I also love these Chrysler G-bodies and also am curious about the performance disparity between these and this L-body coupes as equipped with the same power trains.
Don’t forget about the Mitsubishi Starion, sold as the Dodge and Plymouth Conquest from 1984 and then as the Chrysler Conquest from 87-89 and overlapped everything as well.
And the Challenger (and Sapporo), although 1983 was the last year for that one (the Mitsu built one I mean)
But let’s take 1986 as an example year when I was in 11th grade…The Charger was the runt of the litter, clearly based on the Omni, then the Daytona K-car was a step up and somewhat “better”, and then the Conquest which was well regarded in general (and RWD for bonus points letting it compete with Supra, RX-7, and the Z) but relatively rare, most people that wanted a Starion just went to their Mitsu dealer, although in rural Kansas I guess Dodge maybe moved a few. That’s how the hierarchy went in the high school parking lots of the day anyway.

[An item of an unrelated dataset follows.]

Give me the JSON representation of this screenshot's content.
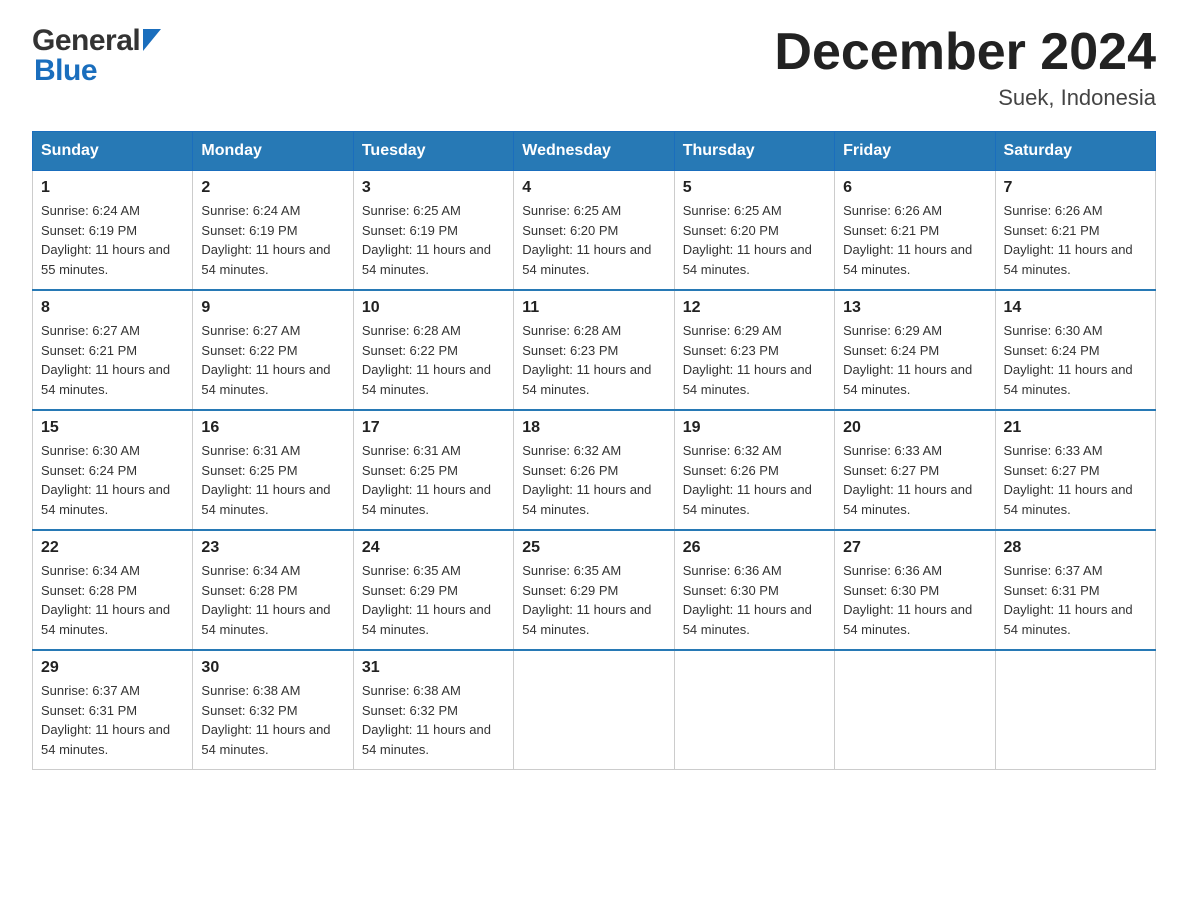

Either way, if you wanted a sporty (looking at least) 2-door coupe/hatch, Dodge seemingly had you covered!
In high school later years, my best buddy purchased a tan ( ??) Dodge just like this with the turbo and manual. He ended up getting another one down the road which I think was black (much better looking). Anyhow, at that time I was driving a 1986 Chevy Cavalier Z24 with auto. Of course, I thought that I was the sh*t and had the best car. So one night we got “discussing” who’s car was faster. Naturally, I thought because mine was a V6 that it would be faster than some puny 4 cyl turbo.
That night I had my behind handed to me by my best bud with his not so puny turbo 4!! haha. Good times.
Always liked these early Daytonas and Lasers, haven’t seen a Daytona or Laser here in about a decade.
Also liking the side-mirror view of Paul’s trusty Ford truck.
The lasers had wheel options..I believe the “Swiss cheese” wheels are also called pizza wheels by many. I prefer the “cathedral style” wheels. I recently picked up an 84 xe laser barn find with 24k miles and a talking dashboard.
It’s FUN to drive and one of my favorite purchases ever!
Jake, we need pictures and a write up !
Still a sharp-looking car. One of my favorite shapes of the 80s.
I drove a couple of used turbo models when I was shopping for my first car in 1988.
They were automatics, though, which I think ruined whatever fun the turbo boost would have been.
Loved these cars to death and planned to buy one as a loyal Chrysler Product owner. A chance encounter at the airport rental counter put me in an Aero-era Thunderbird. A far better and more solidly built car, better equipped, very sporty, lots of power. It sure beat the Iacocca 4 cylinder K-Car Coupe. I never looked back and had it for 12 years and 185,000 miles. Can’t say that for one of these which is why there’s hardly any of them on the road. Sharp cars they were, just like KITT, they had a digital dashboard and they talked. The only problem was their intelligence level was not very high. They said things like your door is a jar, and your rearview mirror is a can opener.